■ Exercise instructions:
The answer must be every record below, repeated exactly.

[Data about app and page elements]
+++

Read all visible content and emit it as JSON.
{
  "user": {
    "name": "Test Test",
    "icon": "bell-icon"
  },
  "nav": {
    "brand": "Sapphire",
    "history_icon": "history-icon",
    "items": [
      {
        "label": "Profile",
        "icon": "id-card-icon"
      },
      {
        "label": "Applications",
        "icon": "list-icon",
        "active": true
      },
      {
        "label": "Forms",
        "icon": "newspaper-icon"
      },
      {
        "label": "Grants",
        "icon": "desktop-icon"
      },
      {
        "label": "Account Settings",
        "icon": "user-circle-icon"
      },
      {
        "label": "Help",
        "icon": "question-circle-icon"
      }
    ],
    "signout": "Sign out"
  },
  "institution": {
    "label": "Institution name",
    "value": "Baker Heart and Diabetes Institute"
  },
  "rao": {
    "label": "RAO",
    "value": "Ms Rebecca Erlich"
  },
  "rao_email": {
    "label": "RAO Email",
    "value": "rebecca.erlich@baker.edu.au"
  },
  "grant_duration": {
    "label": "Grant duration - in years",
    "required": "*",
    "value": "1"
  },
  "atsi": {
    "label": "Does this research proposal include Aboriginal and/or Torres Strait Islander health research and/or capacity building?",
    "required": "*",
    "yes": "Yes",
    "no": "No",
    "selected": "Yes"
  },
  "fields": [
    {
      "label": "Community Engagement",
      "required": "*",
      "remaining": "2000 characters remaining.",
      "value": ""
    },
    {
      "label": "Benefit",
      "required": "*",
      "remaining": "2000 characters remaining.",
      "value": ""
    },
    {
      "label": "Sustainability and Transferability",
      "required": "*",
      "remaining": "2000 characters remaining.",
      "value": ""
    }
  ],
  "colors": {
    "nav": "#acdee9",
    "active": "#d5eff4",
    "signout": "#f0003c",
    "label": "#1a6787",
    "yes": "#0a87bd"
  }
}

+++

■ Expected answer:
Read all visible content and emit it as JSON.
{
  "user": {
    "name": "Test Test",
    "icon": "bell-icon"
  },
  "nav": {
    "brand": "Sapphire",
    "history_icon": "history-icon",
    "items": [
      {
        "label": "Profile",
        "icon": "id-card-icon"
      },
      {
        "label": "Applications",
        "icon": "list-icon",
        "active": true
      },
      {
        "label": "Forms",
        "icon": "newspaper-icon"
      },
      {
        "label": "Grants",
        "icon": "desktop-icon"
      },
      {
        "label": "Account Settings",
        "icon": "user-circle-icon"
      },
      {
        "label": "Help",
        "icon": "question-circle-icon"
      }
    ],
    "signout": "Sign out"
  },
  "institution": {
    "label": "Institution name",
    "value": "Baker Heart and Diabetes Institute"
  },
  "rao": {
    "label": "RAO",
    "value": "Ms Rebecca Erlich"
  },
  "rao_email": {
    "label": "RAO Email",
    "value": "rebecca.erlich@baker.edu.au"
  },
  "grant_duration": {
    "label": "Grant duration - in years",
    "required": "*",
    "value": "1"
  },
  "atsi": {
    "label": "Does this research proposal include Aboriginal and/or Torres Strait Islander health research and/or capacity building?",
    "required": "*",
    "yes": "Yes",
    "no": "No",
    "selected": "Yes"
  },
  "fields": [
    {
      "label": "Community Engagement",
      "required": "*",
      "remaining": "2000 characters remaining.",
      "value": ""
    },
    {
      "label": "Benefit",
      "required": "*",
      "remaining": "2000 characters remaining.",
      "value": ""
    },
    {
      "label": "Sustainability and Transferability",
      "required": "*",
      "remaining": "2000 characters remaining.",
      "value": ""
    }
  ],
  "colors": {
    "nav": "#acdee9",
    "active": "#d5eff4",
    "signout": "#f0003c",
    "label": "#1a6787",
    "yes": "#0a87bd"
  }
}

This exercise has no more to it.